The Federal Bureau of Prisons undertook an evaluation of its residential drug abuse treatment program by assessing the post-release outcomes of inmates who had been released from BOP custody. The evaluation, conducted with funding and assistance from the National Institute on Drug Abuse, reveals that offenders who completed the drug abuse treatment program and had been released to the community for three years were less likely to be re-arrested or to be detected for drug use than were similar inmates who did not participate in the drug abuse treatment program.
The findings for recidivism and drug use three years after release are consistent with the positive results in the preliminary report based on six months following release. Drug treatment provided to incarcerated offenders reduces the likelihood of future criminal conduct and drug use as well as increasing the employment rate among women.
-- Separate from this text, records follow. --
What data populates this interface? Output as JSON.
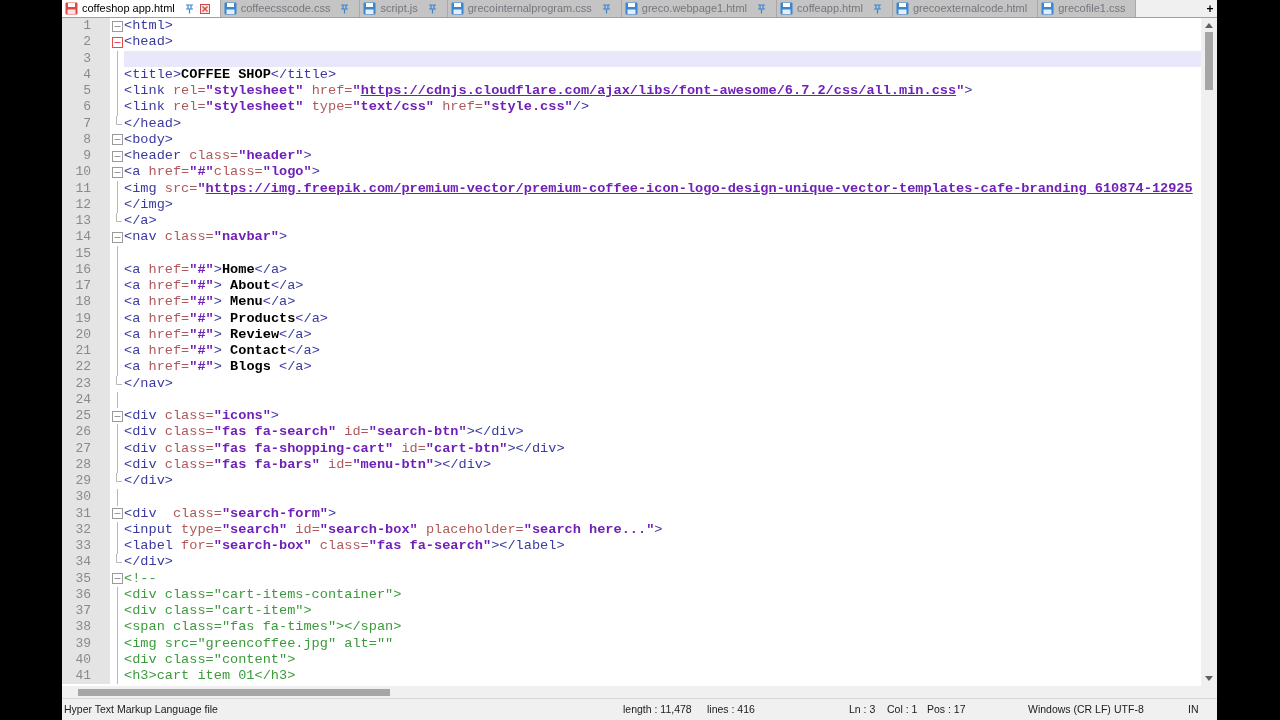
{
  "tabs": [
    {
      "label": "coffeshop app.html",
      "selected": true,
      "modified": true,
      "pinned": true
    },
    {
      "label": "coffeecsscode.css",
      "selected": false,
      "modified": false,
      "pinned": true
    },
    {
      "label": "script.js",
      "selected": false,
      "modified": false,
      "pinned": true
    },
    {
      "label": "grecointernalprogram.css",
      "selected": false,
      "modified": false,
      "pinned": true
    },
    {
      "label": "greco.webpage1.html",
      "selected": false,
      "modified": false,
      "pinned": true
    },
    {
      "label": "coffeapp.html",
      "selected": false,
      "modified": false,
      "pinned": true
    },
    {
      "label": "grecoexternalcode.html",
      "selected": false,
      "modified": false,
      "pinned": false
    },
    {
      "label": "grecofile1.css",
      "selected": false,
      "modified": false,
      "pinned": false
    }
  ],
  "new_tab": "+",
  "lines": [
    {
      "number": "1",
      "kind": "fold_start",
      "selected": false,
      "tokens": [
        {
          "kind": "tag",
          "text": "<html>"
        }
      ]
    },
    {
      "number": "2",
      "kind": "fold_start_current",
      "selected": false,
      "tokens": [
        {
          "kind": "tag",
          "text": "<head>"
        }
      ]
    },
    {
      "number": "3",
      "kind": "fold_body",
      "selected": true
    },
    {
      "number": "4",
      "kind": "fold_body",
      "selected": false,
      "tokens": [
        {
          "kind": "tag",
          "text": "<title>"
        },
        {
          "kind": "text",
          "text": "COFFEE SHOP"
        },
        {
          "kind": "tag",
          "text": "</title>"
        }
      ]
    },
    {
      "number": "5",
      "kind": "fold_body",
      "selected": false,
      "tokens": [
        {
          "kind": "tag",
          "text": "<link"
        },
        {
          "kind": "attr",
          "text": " rel="
        },
        {
          "kind": "value",
          "text": "\"stylesheet\""
        },
        {
          "kind": "attr",
          "text": " href="
        },
        {
          "kind": "value",
          "text": "\""
        },
        {
          "kind": "url",
          "text": "https://cdnjs.cloudflare.com/ajax/libs/font-awesome/6.7.2/css/all.min.css"
        },
        {
          "kind": "value",
          "text": "\""
        },
        {
          "kind": "tag",
          "text": ">"
        }
      ]
    },
    {
      "number": "6",
      "kind": "fold_body",
      "selected": false,
      "tokens": [
        {
          "kind": "tag",
          "text": "<link"
        },
        {
          "kind": "attr",
          "text": " rel="
        },
        {
          "kind": "value",
          "text": "\"stylesheet\""
        },
        {
          "kind": "attr",
          "text": " type="
        },
        {
          "kind": "value",
          "text": "\"text/css\""
        },
        {
          "kind": "attr",
          "text": " href="
        },
        {
          "kind": "value",
          "text": "\"style.css\""
        },
        {
          "kind": "tag",
          "text": "/>"
        }
      ]
    },
    {
      "number": "7",
      "kind": "fold_end",
      "selected": false,
      "tokens": [
        {
          "kind": "tag",
          "text": "</head>"
        }
      ]
    },
    {
      "number": "8",
      "kind": "fold_start",
      "selected": false,
      "tokens": [
        {
          "kind": "tag",
          "text": "<body>"
        }
      ]
    },
    {
      "number": "9",
      "kind": "fold_start",
      "selected": false,
      "tokens": [
        {
          "kind": "tag",
          "text": "<header"
        },
        {
          "kind": "attr",
          "text": " class="
        },
        {
          "kind": "value",
          "text": "\"header\""
        },
        {
          "kind": "tag",
          "text": ">"
        }
      ]
    },
    {
      "number": "10",
      "kind": "fold_start",
      "selected": false,
      "tokens": [
        {
          "kind": "tag",
          "text": "<a"
        },
        {
          "kind": "attr",
          "text": " href="
        },
        {
          "kind": "value",
          "text": "\"#\""
        },
        {
          "kind": "attr",
          "text": "class="
        },
        {
          "kind": "value",
          "text": "\"logo\""
        },
        {
          "kind": "tag",
          "text": ">"
        }
      ]
    },
    {
      "number": "11",
      "kind": "fold_body",
      "selected": false,
      "tokens": [
        {
          "kind": "tag",
          "text": "<img"
        },
        {
          "kind": "attr",
          "text": " src="
        },
        {
          "kind": "value",
          "text": "\""
        },
        {
          "kind": "url",
          "text": "https://img.freepik.com/premium-vector/premium-coffee-icon-logo-design-unique-vector-templates-cafe-branding_610874-12925"
        }
      ]
    },
    {
      "number": "12",
      "kind": "fold_body",
      "selected": false,
      "tokens": [
        {
          "kind": "tag",
          "text": "</img>"
        }
      ]
    },
    {
      "number": "13",
      "kind": "fold_end",
      "selected": false,
      "tokens": [
        {
          "kind": "tag",
          "text": "</a>"
        }
      ]
    },
    {
      "number": "14",
      "kind": "fold_start",
      "selected": false,
      "tokens": [
        {
          "kind": "tag",
          "text": "<nav"
        },
        {
          "kind": "attr",
          "text": " class="
        },
        {
          "kind": "value",
          "text": "\"navbar\""
        },
        {
          "kind": "tag",
          "text": ">"
        }
      ]
    },
    {
      "number": "15",
      "kind": "fold_body",
      "selected": false
    },
    {
      "number": "16",
      "kind": "fold_body",
      "selected": false,
      "tokens": [
        {
          "kind": "tag",
          "text": "<a"
        },
        {
          "kind": "attr",
          "text": " href="
        },
        {
          "kind": "value",
          "text": "\"#\""
        },
        {
          "kind": "tag",
          "text": ">"
        },
        {
          "kind": "text",
          "text": "Home"
        },
        {
          "kind": "tag",
          "text": "</a>"
        }
      ]
    },
    {
      "number": "17",
      "kind": "fold_body",
      "selected": false,
      "tokens": [
        {
          "kind": "tag",
          "text": "<a"
        },
        {
          "kind": "attr",
          "text": " href="
        },
        {
          "kind": "value",
          "text": "\"#\""
        },
        {
          "kind": "tag",
          "text": ">"
        },
        {
          "kind": "text",
          "text": " About"
        },
        {
          "kind": "tag",
          "text": "</a>"
        }
      ]
    },
    {
      "number": "18",
      "kind": "fold_body",
      "selected": false,
      "tokens": [
        {
          "kind": "tag",
          "text": "<a"
        },
        {
          "kind": "attr",
          "text": " href="
        },
        {
          "kind": "value",
          "text": "\"#\""
        },
        {
          "kind": "tag",
          "text": ">"
        },
        {
          "kind": "text",
          "text": " Menu"
        },
        {
          "kind": "tag",
          "text": "</a>"
        }
      ]
    },
    {
      "number": "19",
      "kind": "fold_body",
      "selected": false,
      "tokens": [
        {
          "kind": "tag",
          "text": "<a"
        },
        {
          "kind": "attr",
          "text": " href="
        },
        {
          "kind": "value",
          "text": "\"#\""
        },
        {
          "kind": "tag",
          "text": ">"
        },
        {
          "kind": "text",
          "text": " Products"
        },
        {
          "kind": "tag",
          "text": "</a>"
        }
      ]
    },
    {
      "number": "20",
      "kind": "fold_body",
      "selected": false,
      "tokens": [
        {
          "kind": "tag",
          "text": "<a"
        },
        {
          "kind": "attr",
          "text": " href="
        },
        {
          "kind": "value",
          "text": "\"#\""
        },
        {
          "kind": "tag",
          "text": ">"
        },
        {
          "kind": "text",
          "text": " Review"
        },
        {
          "kind": "tag",
          "text": "</a>"
        }
      ]
    },
    {
      "number": "21",
      "kind": "fold_body",
      "selected": false,
      "tokens": [
        {
          "kind": "tag",
          "text": "<a"
        },
        {
          "kind": "attr",
          "text": " href="
        },
        {
          "kind": "value",
          "text": "\"#\""
        },
        {
          "kind": "tag",
          "text": ">"
        },
        {
          "kind": "text",
          "text": " Contact"
        },
        {
          "kind": "tag",
          "text": "</a>"
        }
      ]
    },
    {
      "number": "22",
      "kind": "fold_body",
      "selected": false,
      "tokens": [
        {
          "kind": "tag",
          "text": "<a"
        },
        {
          "kind": "attr",
          "text": " href="
        },
        {
          "kind": "value",
          "text": "\"#\""
        },
        {
          "kind": "tag",
          "text": ">"
        },
        {
          "kind": "text",
          "text": " Blogs "
        },
        {
          "kind": "tag",
          "text": "</a>"
        }
      ]
    },
    {
      "number": "23",
      "kind": "fold_end",
      "selected": false,
      "tokens": [
        {
          "kind": "tag",
          "text": "</nav>"
        }
      ]
    },
    {
      "number": "24",
      "kind": "fold_body",
      "selected": false
    },
    {
      "number": "25",
      "kind": "fold_start",
      "selected": false,
      "tokens": [
        {
          "kind": "tag",
          "text": "<div"
        },
        {
          "kind": "attr",
          "text": " class="
        },
        {
          "kind": "value",
          "text": "\"icons\""
        },
        {
          "kind": "tag",
          "text": ">"
        }
      ]
    },
    {
      "number": "26",
      "kind": "fold_body",
      "selected": false,
      "tokens": [
        {
          "kind": "tag",
          "text": "<div"
        },
        {
          "kind": "attr",
          "text": " class="
        },
        {
          "kind": "value",
          "text": "\"fas fa-search\""
        },
        {
          "kind": "attr",
          "text": " id="
        },
        {
          "kind": "value",
          "text": "\"search-btn\""
        },
        {
          "kind": "tag",
          "text": "></div>"
        }
      ]
    },
    {
      "number": "27",
      "kind": "fold_body",
      "selected": false,
      "tokens": [
        {
          "kind": "tag",
          "text": "<div"
        },
        {
          "kind": "attr",
          "text": " class="
        },
        {
          "kind": "value",
          "text": "\"fas fa-shopping-cart\""
        },
        {
          "kind": "attr",
          "text": " id="
        },
        {
          "kind": "value",
          "text": "\"cart-btn\""
        },
        {
          "kind": "tag",
          "text": "></div>"
        }
      ]
    },
    {
      "number": "28",
      "kind": "fold_body",
      "selected": false,
      "tokens": [
        {
          "kind": "tag",
          "text": "<div"
        },
        {
          "kind": "attr",
          "text": " class="
        },
        {
          "kind": "value",
          "text": "\"fas fa-bars\""
        },
        {
          "kind": "attr",
          "text": " id="
        },
        {
          "kind": "value",
          "text": "\"menu-btn\""
        },
        {
          "kind": "tag",
          "text": "></div>"
        }
      ]
    },
    {
      "number": "29",
      "kind": "fold_end",
      "selected": false,
      "tokens": [
        {
          "kind": "tag",
          "text": "</div>"
        }
      ]
    },
    {
      "number": "30",
      "kind": "fold_body",
      "selected": false
    },
    {
      "number": "31",
      "kind": "fold_start",
      "selected": false,
      "tokens": [
        {
          "kind": "tag",
          "text": "<div"
        },
        {
          "kind": "attr",
          "text": "  class="
        },
        {
          "kind": "value",
          "text": "\"search-form\""
        },
        {
          "kind": "tag",
          "text": ">"
        }
      ]
    },
    {
      "number": "32",
      "kind": "fold_body",
      "selected": false,
      "tokens": [
        {
          "kind": "tag",
          "text": "<input"
        },
        {
          "kind": "attr",
          "text": " type="
        },
        {
          "kind": "value",
          "text": "\"search\""
        },
        {
          "kind": "attr",
          "text": " id="
        },
        {
          "kind": "value",
          "text": "\"search-box\""
        },
        {
          "kind": "attr",
          "text": " placeholder="
        },
        {
          "kind": "value",
          "text": "\"search here...\""
        },
        {
          "kind": "tag",
          "text": ">"
        }
      ]
    },
    {
      "number": "33",
      "kind": "fold_body",
      "selected": false,
      "tokens": [
        {
          "kind": "tag",
          "text": "<label"
        },
        {
          "kind": "attr",
          "text": " for="
        },
        {
          "kind": "value",
          "text": "\"search-box\""
        },
        {
          "kind": "attr",
          "text": " class="
        },
        {
          "kind": "value",
          "text": "\"fas fa-search\""
        },
        {
          "kind": "tag",
          "text": "></label>"
        }
      ]
    },
    {
      "number": "34",
      "kind": "fold_end",
      "selected": false,
      "tokens": [
        {
          "kind": "tag",
          "text": "</div>"
        }
      ]
    },
    {
      "number": "35",
      "kind": "fold_start",
      "selected": false,
      "tokens": [
        {
          "kind": "comment",
          "text": "<!--"
        }
      ]
    },
    {
      "number": "36",
      "kind": "fold_body",
      "selected": false,
      "tokens": [
        {
          "kind": "comment",
          "text": "<div class=\"cart-items-container\">"
        }
      ]
    },
    {
      "number": "37",
      "kind": "fold_body",
      "selected": false,
      "tokens": [
        {
          "kind": "comment",
          "text": "<div class=\"cart-item\">"
        }
      ]
    },
    {
      "number": "38",
      "kind": "fold_body",
      "selected": false,
      "tokens": [
        {
          "kind": "comment",
          "text": "<span class=\"fas fa-times\"></span>"
        }
      ]
    },
    {
      "number": "39",
      "kind": "fold_body",
      "selected": false,
      "tokens": [
        {
          "kind": "comment",
          "text": "<img src=\"greencoffee.jpg\" alt=\"\""
        }
      ]
    },
    {
      "number": "40",
      "kind": "fold_body",
      "selected": false,
      "tokens": [
        {
          "kind": "comment",
          "text": "<div class=\"content\">"
        }
      ]
    },
    {
      "number": "41",
      "kind": "fold_body",
      "selected": false,
      "tokens": [
        {
          "kind": "comment",
          "text": "<h3>cart item 01</h3>"
        }
      ]
    }
  ],
  "status_bar": {
    "file_type": "Hyper Text Markup Language file",
    "length": "length : 11,478",
    "lines": "lines : 416",
    "line": "Ln : 3",
    "column": "Col : 1",
    "position": "Pos : 17",
    "eol": "Windows (CR LF)",
    "encoding": "UTF-8",
    "mode": "IN"
  }
}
This study is consistent with the results of other evaluations of prison drug treatment; however, these findings are bolstered by the use of multiple treatment sites, a rigorous research design, a large sample size, and the opportunity to examine the effects of drug treatment on men and women separately. Both the three-year outcome report and the six-month preliminary report can be downloaded here.
|Chapter 2||A Review of Recent Studies of High Intensity Adult Correctional Drug Treatment Programs - The Problem of Selection Bias and Possible Solutions|
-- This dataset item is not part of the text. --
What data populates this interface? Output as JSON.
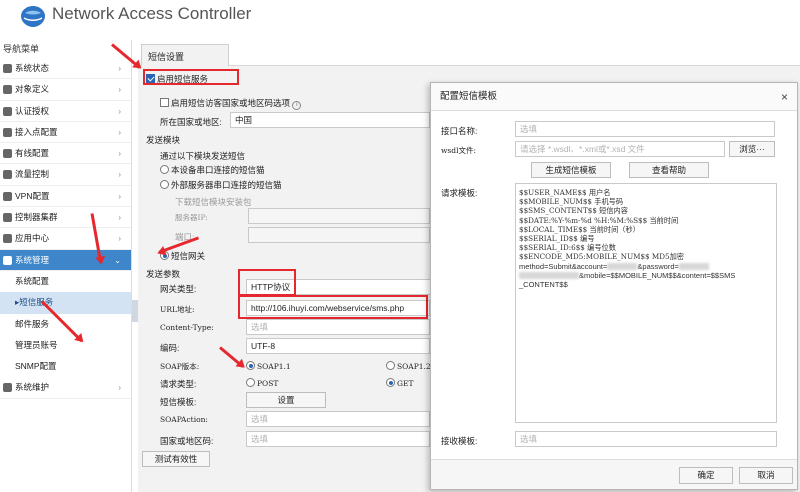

|Chapter 3||A Review of Gender Differences Among Substance Abusers|
|Chapter 4||Description of Drug Treatment Programs and Services|
|Chapter 5||Research Design|
|Chapter 6||Description of Sample|
|Chapter 7||Treatment Entry and Completion|
|Chapter 8||Analyses and Results|
|Chapter 9||Summary and Conclusions|